Official criminal statistics have always been found as unable to become an accurate measure of the extent and seriousness of crime. With all the different hidden types, along with many classifications and perspectives of crime, it is literally impossible to construct a method to collate all this information and publish it annually as statistics. "The mere fact that an incident is reported to the police (even one which, on the surface at least, appears to qualify as a crime) does not ensure that it will be recorded as a crime" (Coleman and Moynihan, 1996:34).
Issues such as the history of recorded crime and patterns and associations of crime are important regarding crime statistics. Though brought across to convey the retrospective of the extent and seriousness of crime will be the views and opinions of official crime statistics. How crime is recorded through self-report studies and victim surveys will also be discussed.

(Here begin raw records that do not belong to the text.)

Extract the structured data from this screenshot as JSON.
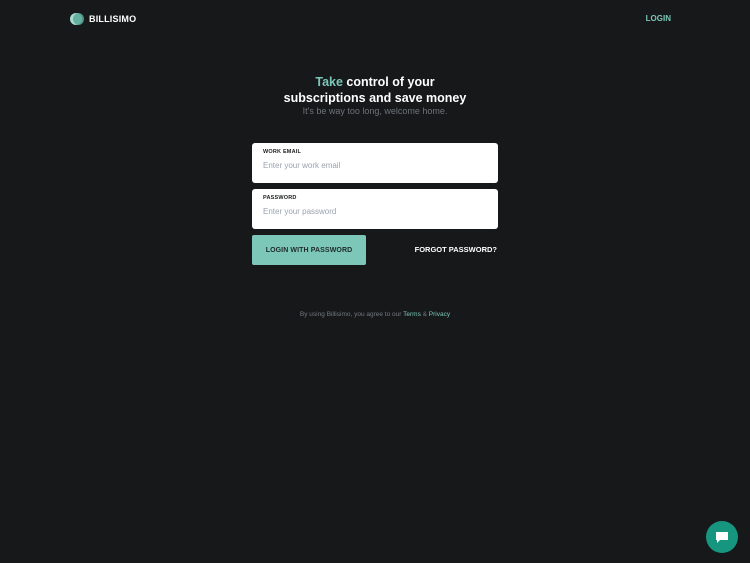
{
  "header": {
    "brand": "BILLISIMO",
    "login_link": "LOGIN"
  },
  "hero": {
    "accent_word": "Take",
    "headline_line1_rest": " control of your",
    "headline_line2": "subscriptions and save money",
    "subtitle": "It's be way too long, welcome home."
  },
  "form": {
    "email_label": "WORK EMAIL",
    "email_placeholder": "Enter your work email",
    "email_value": "",
    "password_label": "PASSWORD",
    "password_placeholder": "Enter your password",
    "password_value": "",
    "login_button": "LOGIN WITH PASSWORD",
    "forgot_link": "FORGOT PASSWORD?"
  },
  "legal": {
    "prefix": "By using Billisimo, you agree to our ",
    "terms": "Terms",
    "and": " & ",
    "privacy": "Privacy"
  },
  "icons": {
    "logo": "billisimo-logo-icon",
    "chat": "chat-bubble-icon"
  },
  "colors": {
    "background": "#16181a",
    "accent": "#7cc7b8",
    "chat_button": "#17967f"
  }
}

Also I conducted a case study through interviewing three police officers on official crime statistics; this will be referred to throughout.
From square one recorded crime has been notified as to how they are used and collated, "Despite the warnings of criminologists and government statisticians alike, these statistics are still treated by many politicians and journalists as an accurate 'barometer' of crime" (Maguire et al, 2003:334).
Official criminal statistics are too concentrated on specific crimes through many means of influence. Media plays a big part in this as newspapers, television, film, literature etc. bring specific crimes into the spotlight concentrating on crimes that the public want stamped out due to the socialisation of their society. Emile Durkheim states you are educated into a society and its norms and values. For example a lot of attention is put towards women being mugged where actually "Men are victims in 64 per...